NAACP gala will honor Webb-Christburg, others

Published 10:37 pm Monday, February 2, 2015

The nation’s oldest and largest civil rights organization will shed some light on Selma to Montgomery marchers sometimes overlooked during an upcoming commemorative gala.

Selma native Sheyann Webb-Christburg is one of a handful of individuals that will be honored at the Alabama State Conference of NAACP’s 50th Anniversary of the Selma to Montgomery March Gala.

Held March 5 at the Renaissance Hotel and Spa in Montgomery, the 7 p.m. ceremony will honor individuals who participated in the historic march.

“It’s always a good feeling to be honored for the right reason and the right person,” said Webb-Christburg, who at eight years old was the youngest person to march in the 1965 demonstration remembered now as Blood Sunday. “It will reflect not only my participation as a child during that time, possessing the courage and commitment that I had as that little girl, but also will reflect the results of Dr. Martin Luther King, other leaders and the many unsung heroes.”

Others scheduled to be recognized at the gala include Robert Gretz, a civil rights activist who ministered to a black congregation during the Montgomery Bus Boycott; Charles Dale, a retired St. Paul C.M.E. Church who marched with Dr. Martin Luther King, Jr. during the civil rights movement; and four others who have not been confirmed, according to the Alabama State Conference of NAACP.

Benard Simelton, president of the conference, said the NAACP wanted to focus on people who were influential in the Voting Rights Movement but not as well known as others who participated.

“It wasn’t, maybe, as major [of a] role as others, but never the less their contribution helped to make the march successful,” he said.

Labeled the “Smallest Freedom Fighter” by civil rights activist Dr. Martin Luther King, Jr., 8-year-old Webb-Christburg would sneak out of her house to attend church meetings concerning the historic movement and led the congregation in singing.

“My parents constantly threatened me about not participating,” Webb-Christburg said. “During those times people could not only lose their lives, but they could also lose their jobs.
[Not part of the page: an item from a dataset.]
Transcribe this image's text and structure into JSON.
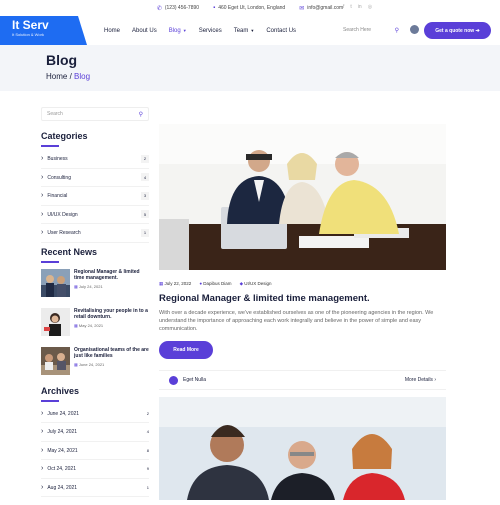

My parents were like so many others who had that type of fear, but I think it was the courage and the determination that Dr. King instilled in me along with Jonathan Daniels, who I spent a great deal of time with, that helped to give me the clarity that I needed.”

Webb-Christburg shared her experiences in a book she co-authored titled “Selma, Lord, Selma: Girlhood Memories of the Civil Rights Days.” The book later became a Disney television movie that NAACP Image Awards nominated for the Best Television Mini Series in 2000.

Simelton said the hosting organization is anticipating the event, but realizes that there is still work to be done before the fight for the equal right to vote is over. Simelton said he hopes the event will help educate the public on the importance of voting, push more people to join the movement to help register eligible voters and encourage people to join the NAACP.

“It’s very exciting, and it’s something that is certainly long overdue,” Simelton said. “While we take this take time to commemorate and honor those who made some sacrifices and contributions, we realize that we still have a long ways to go to ensure that everyone has equal access to the ballot box.”

Admission is $50 per person. The reception begins at 6 p.m. For more information, visit http://alnaacp.org/ or contact ASC assistant secretary and the event’s committee chairperson Tonya Lee at 205-514-2859.